Task prompt:
Examine the entries and show every line in which the word "premises" is found.

Entries from a dataset of interfaces:
■ ■ ■ ■ ■ ■ ■
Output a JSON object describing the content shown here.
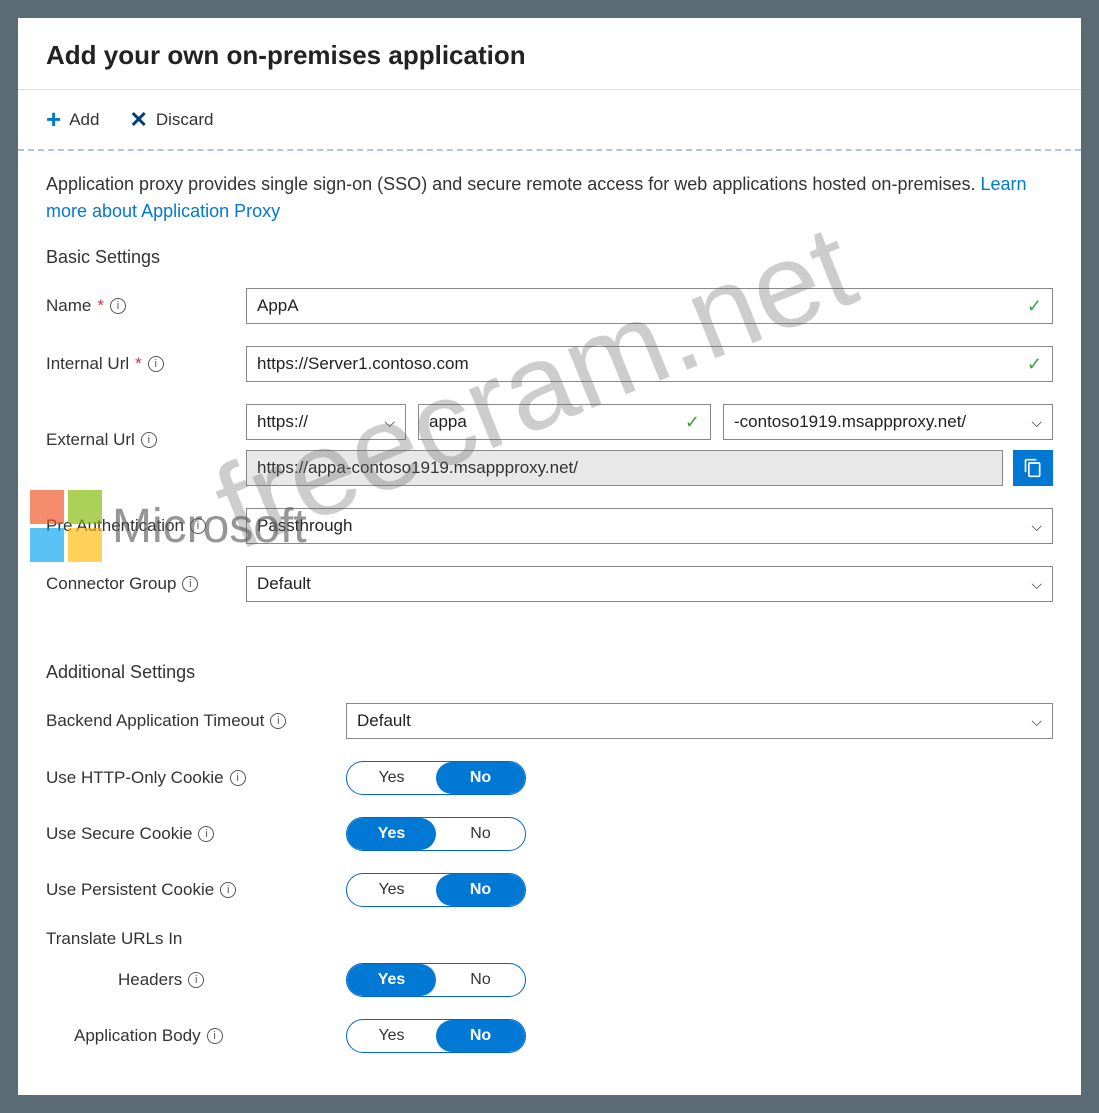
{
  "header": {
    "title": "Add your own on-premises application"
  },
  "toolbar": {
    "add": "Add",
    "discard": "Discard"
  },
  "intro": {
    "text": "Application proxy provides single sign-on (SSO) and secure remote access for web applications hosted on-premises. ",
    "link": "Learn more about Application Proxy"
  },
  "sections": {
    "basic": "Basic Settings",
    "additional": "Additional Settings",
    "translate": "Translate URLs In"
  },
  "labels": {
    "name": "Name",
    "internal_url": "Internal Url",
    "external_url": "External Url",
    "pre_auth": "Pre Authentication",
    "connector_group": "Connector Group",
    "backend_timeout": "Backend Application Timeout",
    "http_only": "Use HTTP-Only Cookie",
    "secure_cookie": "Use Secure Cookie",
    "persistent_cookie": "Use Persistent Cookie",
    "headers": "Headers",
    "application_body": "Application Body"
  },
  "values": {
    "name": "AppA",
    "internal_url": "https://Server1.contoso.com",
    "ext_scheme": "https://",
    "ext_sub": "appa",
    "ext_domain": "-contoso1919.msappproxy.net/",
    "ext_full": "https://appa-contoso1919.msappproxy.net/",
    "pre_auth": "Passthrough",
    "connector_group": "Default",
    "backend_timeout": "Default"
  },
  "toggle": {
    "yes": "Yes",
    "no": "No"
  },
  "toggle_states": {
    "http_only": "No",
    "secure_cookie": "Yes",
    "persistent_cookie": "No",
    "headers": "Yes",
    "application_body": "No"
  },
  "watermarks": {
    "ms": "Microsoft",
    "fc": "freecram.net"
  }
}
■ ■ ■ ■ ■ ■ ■
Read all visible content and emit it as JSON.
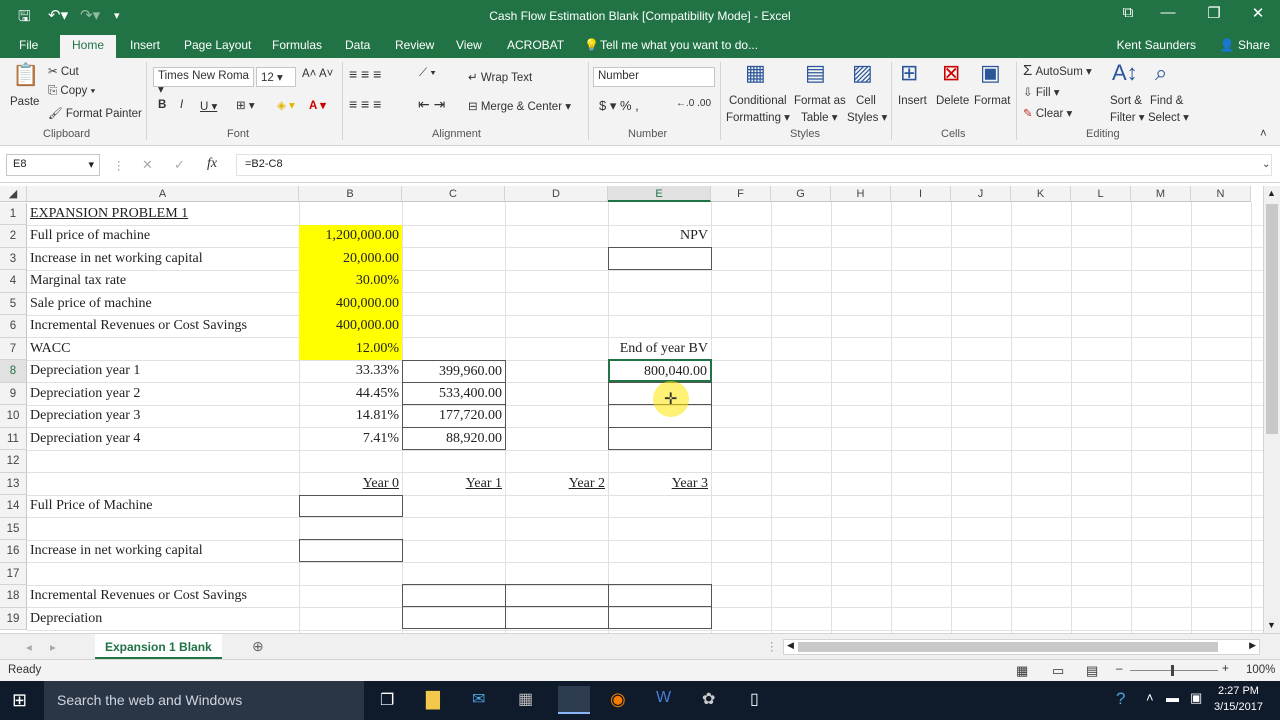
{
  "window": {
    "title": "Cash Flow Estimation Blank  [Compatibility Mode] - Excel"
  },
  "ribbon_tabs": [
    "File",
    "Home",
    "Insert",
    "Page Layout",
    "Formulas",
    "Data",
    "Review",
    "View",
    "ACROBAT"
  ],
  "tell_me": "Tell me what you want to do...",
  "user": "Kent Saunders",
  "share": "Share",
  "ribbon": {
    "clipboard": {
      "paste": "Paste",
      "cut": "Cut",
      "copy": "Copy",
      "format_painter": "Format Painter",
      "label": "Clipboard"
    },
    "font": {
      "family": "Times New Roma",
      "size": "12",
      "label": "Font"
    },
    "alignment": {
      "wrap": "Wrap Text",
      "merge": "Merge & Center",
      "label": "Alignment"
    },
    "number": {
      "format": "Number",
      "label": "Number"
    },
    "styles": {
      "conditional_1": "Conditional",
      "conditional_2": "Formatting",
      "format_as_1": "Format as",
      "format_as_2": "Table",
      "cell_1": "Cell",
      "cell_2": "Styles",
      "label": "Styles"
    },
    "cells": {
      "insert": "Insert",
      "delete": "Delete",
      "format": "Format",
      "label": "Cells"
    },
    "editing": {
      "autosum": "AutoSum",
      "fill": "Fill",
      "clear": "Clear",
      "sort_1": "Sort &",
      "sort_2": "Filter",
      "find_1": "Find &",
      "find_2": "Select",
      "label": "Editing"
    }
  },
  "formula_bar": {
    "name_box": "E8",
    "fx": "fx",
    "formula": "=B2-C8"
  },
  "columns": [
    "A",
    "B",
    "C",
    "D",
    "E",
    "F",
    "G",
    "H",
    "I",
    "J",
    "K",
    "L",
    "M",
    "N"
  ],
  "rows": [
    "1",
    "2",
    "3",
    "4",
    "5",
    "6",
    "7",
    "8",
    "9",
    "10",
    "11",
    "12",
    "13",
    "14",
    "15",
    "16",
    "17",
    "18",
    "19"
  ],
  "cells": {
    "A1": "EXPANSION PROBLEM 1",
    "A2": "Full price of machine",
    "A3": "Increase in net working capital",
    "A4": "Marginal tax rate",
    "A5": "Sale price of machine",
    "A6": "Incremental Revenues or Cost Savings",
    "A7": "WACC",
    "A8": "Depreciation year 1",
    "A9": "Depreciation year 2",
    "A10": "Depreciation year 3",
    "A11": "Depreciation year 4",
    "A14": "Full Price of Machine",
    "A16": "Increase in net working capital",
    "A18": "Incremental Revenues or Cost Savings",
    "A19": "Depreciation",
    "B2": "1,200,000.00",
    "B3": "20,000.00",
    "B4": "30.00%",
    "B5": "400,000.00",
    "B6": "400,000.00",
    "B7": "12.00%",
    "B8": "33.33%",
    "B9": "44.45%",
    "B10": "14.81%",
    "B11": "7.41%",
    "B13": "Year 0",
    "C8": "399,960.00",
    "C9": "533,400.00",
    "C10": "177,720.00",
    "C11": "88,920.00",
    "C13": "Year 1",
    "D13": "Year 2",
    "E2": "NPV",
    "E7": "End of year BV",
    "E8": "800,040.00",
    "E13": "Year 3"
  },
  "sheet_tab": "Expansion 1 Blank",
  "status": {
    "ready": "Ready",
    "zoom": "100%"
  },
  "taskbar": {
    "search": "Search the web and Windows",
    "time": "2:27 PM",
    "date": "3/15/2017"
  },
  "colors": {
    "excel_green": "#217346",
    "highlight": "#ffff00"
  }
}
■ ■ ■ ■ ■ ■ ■
Result below:
    "title": "Add your own on-premises application"
    "text": "Application proxy provides single sign-on (SSO) and secure remote access for web applications hosted on-premises. ",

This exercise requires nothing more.